Story Source:

The above story is based on materials provided by Massachusetts Institute Of Technology. Note: Materials may be edited for content and length.


Cite This Page:

Massachusetts Institute Of Technology. "Cancer Hijacks Body's Wound-healing Process." ScienceDaily. ScienceDaily, 9 June 2005. <www.sciencedaily.com/releases/2005/06/050608055306.htm>.
Massachusetts Institute Of Technology. (2005, June 9). Cancer Hijacks Body's Wound-healing Process. ScienceDaily. Retrieved July 28, 2014 from www.sciencedaily.com/releases/2005/06/050608055306.htm
Massachusetts Institute Of Technology. "Cancer Hijacks Body's Wound-healing Process." ScienceDaily. www.sciencedaily.com/releases/2005/06/050608055306.htm (accessed July 28, 2014).

Share This




More Health & Medicine News

Monday, July 28, 2014

Featured Research

from universities, journals, and other organizations


Featured Videos

from AP, Reuters, AFP, and other news services

Deadly Ebola Virus Threatens West Africa

Deadly Ebola Virus Threatens West Africa

AP (July 28, 2014) West African nations and international health organizations are working to contain the largest Ebola outbreak in history. It's one of the deadliest diseases known to man, but the CDC says it's unlikely to spread in the U.S. (July 28) Video provided by AP
Powered by NewsLook.com
$15B Deal on Vets' Health Care Reached

$15B Deal on Vets' Health Care Reached

AP (July 28, 2014) A bipartisan deal to improve veterans health care would authorize at least $15 billion in emergency spending to fix a veterans program scandalized by long patient wait times and falsified records. (July 28) Video provided by AP
Powered by NewsLook.com
Two Americans Contract Ebola in Liberia

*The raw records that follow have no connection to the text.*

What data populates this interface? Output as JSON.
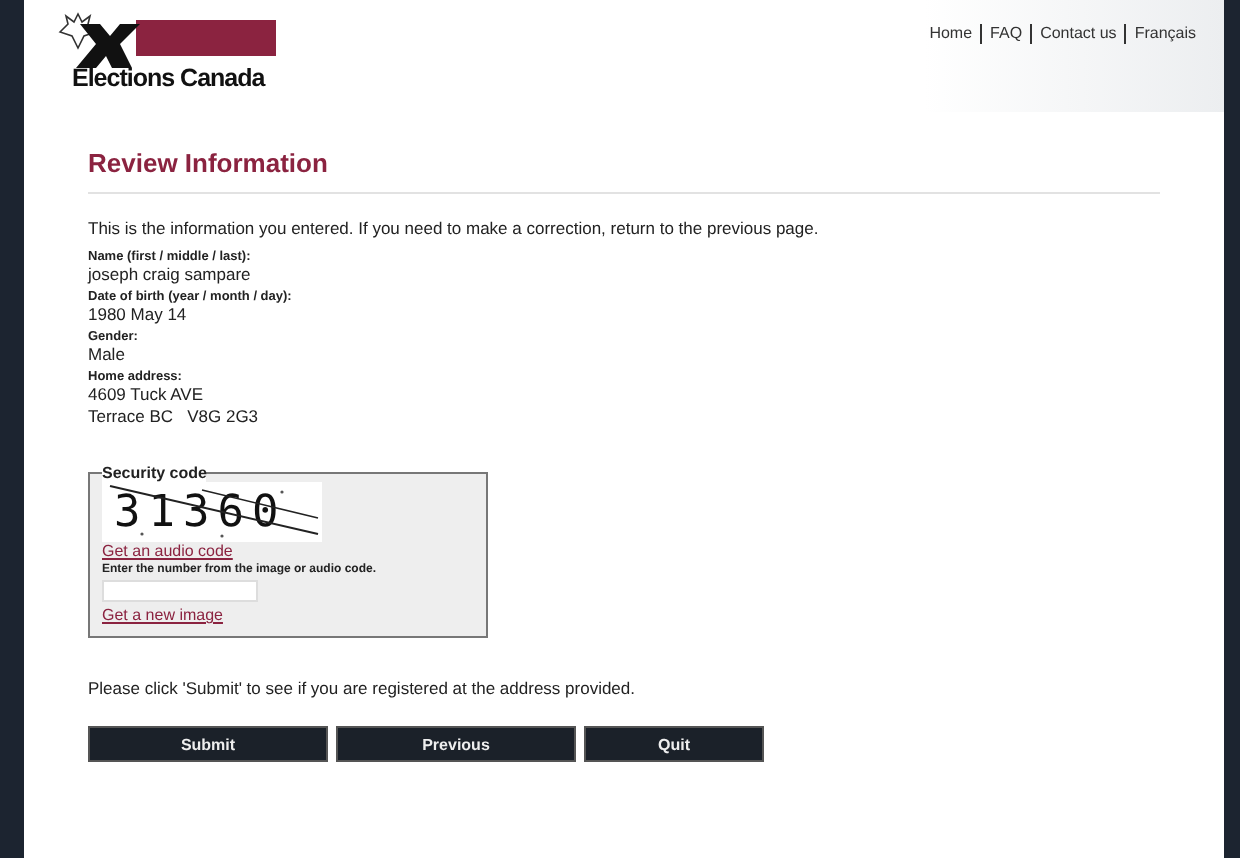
{
  "logo": {
    "text": "Elections Canada"
  },
  "top_nav": [
    "Home",
    "FAQ",
    "Contact us",
    "Français"
  ],
  "title": "Review Information",
  "intro": "This is the information you entered. If you need to make a correction, return to the previous page.",
  "fields": [
    {
      "label": "Name (first / middle / last):",
      "lines": [
        "joseph craig sampare"
      ]
    },
    {
      "label": "Date of birth (year / month / day):",
      "lines": [
        "1980 May 14"
      ]
    },
    {
      "label": "Gender:",
      "lines": [
        "Male"
      ]
    },
    {
      "label": "Home address:",
      "lines": [
        "4609 Tuck AVE",
        "Terrace BC   V8G 2G3"
      ]
    }
  ],
  "security": {
    "legend": "Security code",
    "captcha": "31360",
    "audio_link": "Get an audio code",
    "instruction": "Enter the number from the image or audio code.",
    "new_image_link": "Get a new image"
  },
  "note": "Please click 'Submit' to see if you are registered at the address provided.",
  "buttons": [
    "Submit",
    "Previous",
    "Quit"
  ]
}
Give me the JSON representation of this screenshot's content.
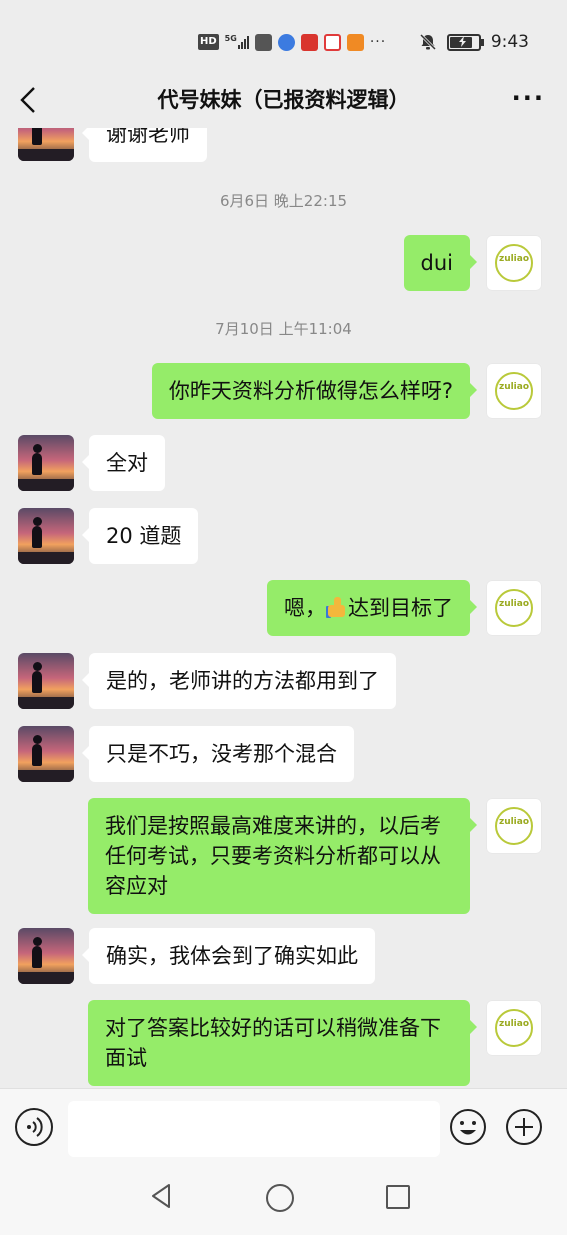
{
  "status_bar": {
    "time": "9:43",
    "hd_label": "HD",
    "network_label": "5G",
    "overflow": "···",
    "battery_level": 0.85
  },
  "header": {
    "title": "代号妹妹（已报资料逻辑）",
    "more": "···"
  },
  "messages": [
    {
      "side": "left",
      "text": "谢谢老师"
    },
    {
      "type": "time",
      "text": "6月6日 晚上22:15"
    },
    {
      "side": "right",
      "text": "dui"
    },
    {
      "type": "time",
      "text": "7月10日 上午11:04"
    },
    {
      "side": "right",
      "text": "你昨天资料分析做得怎么样呀?"
    },
    {
      "side": "left",
      "text": "全对"
    },
    {
      "side": "left",
      "text": "20 道题"
    },
    {
      "side": "right",
      "text_before": "嗯，",
      "emoji": "thumbs-up",
      "text_after": "达到目标了"
    },
    {
      "side": "left",
      "text": "是的，老师讲的方法都用到了"
    },
    {
      "side": "left",
      "text": "只是不巧，没考那个混合"
    },
    {
      "side": "right",
      "text": "我们是按照最高难度来讲的，以后考任何考试，只要考资料分析都可以从容应对"
    },
    {
      "side": "left",
      "text": "确实，我体会到了确实如此"
    },
    {
      "side": "right",
      "text": "对了答案比较好的话可以稍微准备下面试"
    }
  ],
  "my_avatar_text": "zuliao",
  "input": {
    "placeholder": "",
    "value": ""
  },
  "colors": {
    "background": "#ededed",
    "my_bubble": "#95ec69",
    "their_bubble": "#ffffff"
  }
}
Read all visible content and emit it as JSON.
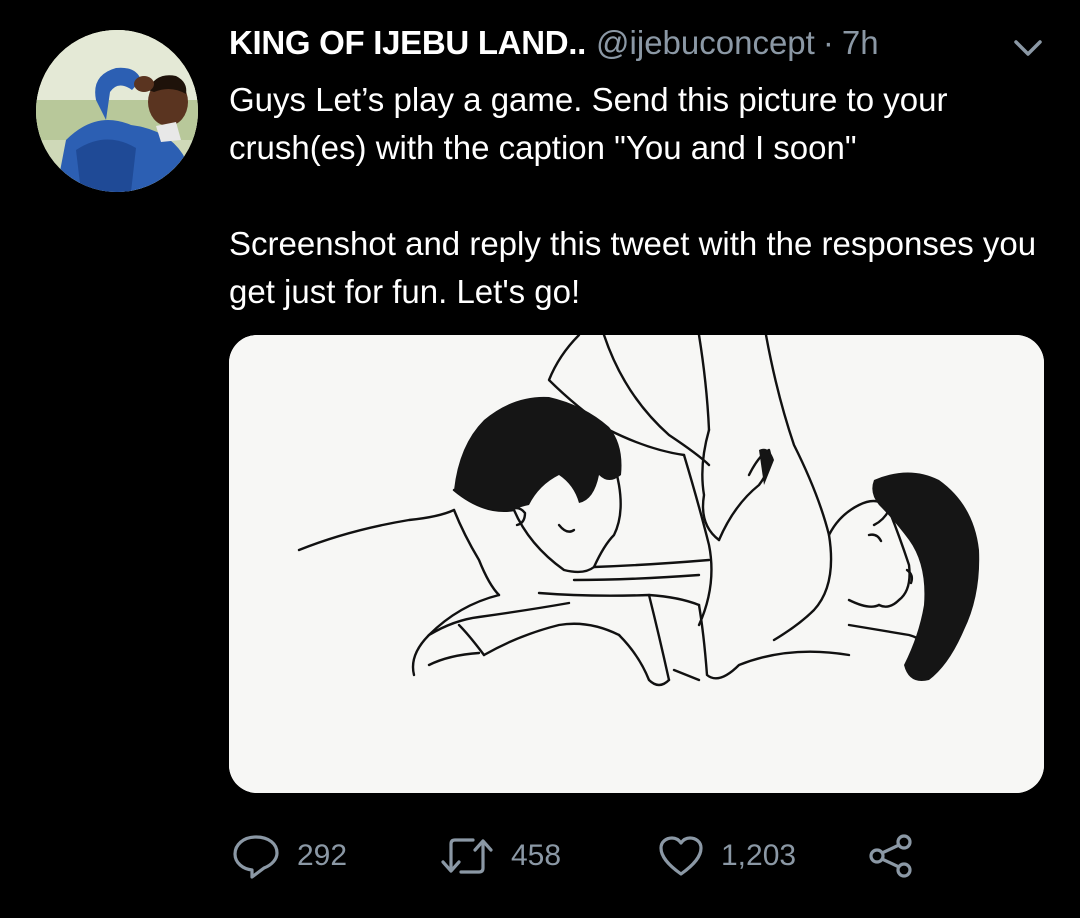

Two Americans Contract Ebola in Liberia

Reuters - US Online Video (July 28, 2014) Two American aid workers in Liberia test positive for Ebola while working to combat the deadliest outbreak of the virus ever. Linda So reports. Video provided by Reuters
Powered by NewsLook.com
Traditional African Dishes Teach Healthy Eating

Traditional African Dishes Teach Healthy Eating

AP (July 28, 2014) Classes are being offered nationwide to encourage African Americans to learn about cooking fresh foods based on traditional African cuisine. The program is trying to combat obesity, heart disease and other ailments often linked to diet. (July 28) Video provided by AP
Powered by NewsLook.com

Search ScienceDaily

Number of stories in archives: 140,361

Find with keyword(s):
Enter a keyword or phrase to search ScienceDaily for related topics and research stories.

Save/Print:
Share:

Breaking News:
from the past week

In Other News

... from NewsDaily.com

Science News

Health News

Environment News

Technology News



Save/Print:
Share:

Free Subscriptions


Get the latest science news with ScienceDaily's free email newsletters, updated daily and weekly. Or view hourly updated newsfeeds in your RSS reader:

Get Social & Mobile


Keep up to date with the latest news from ScienceDaily via social networks and mobile apps:

Have Feedback?


Tell us what you think of ScienceDaily -- we welcome both positive and negative comments. Have any problems using the site? Questions?
Mobile: iPhone Android Web
Follow: Facebook Twitter Google+
Subscribe: RSS Feeds Email Newsletters
Latest Headlines Health & Medicine Mind & Brain Space & Time Matter & Energy Computers & Math Plants & Animals Earth & Climate Fossils & Ruins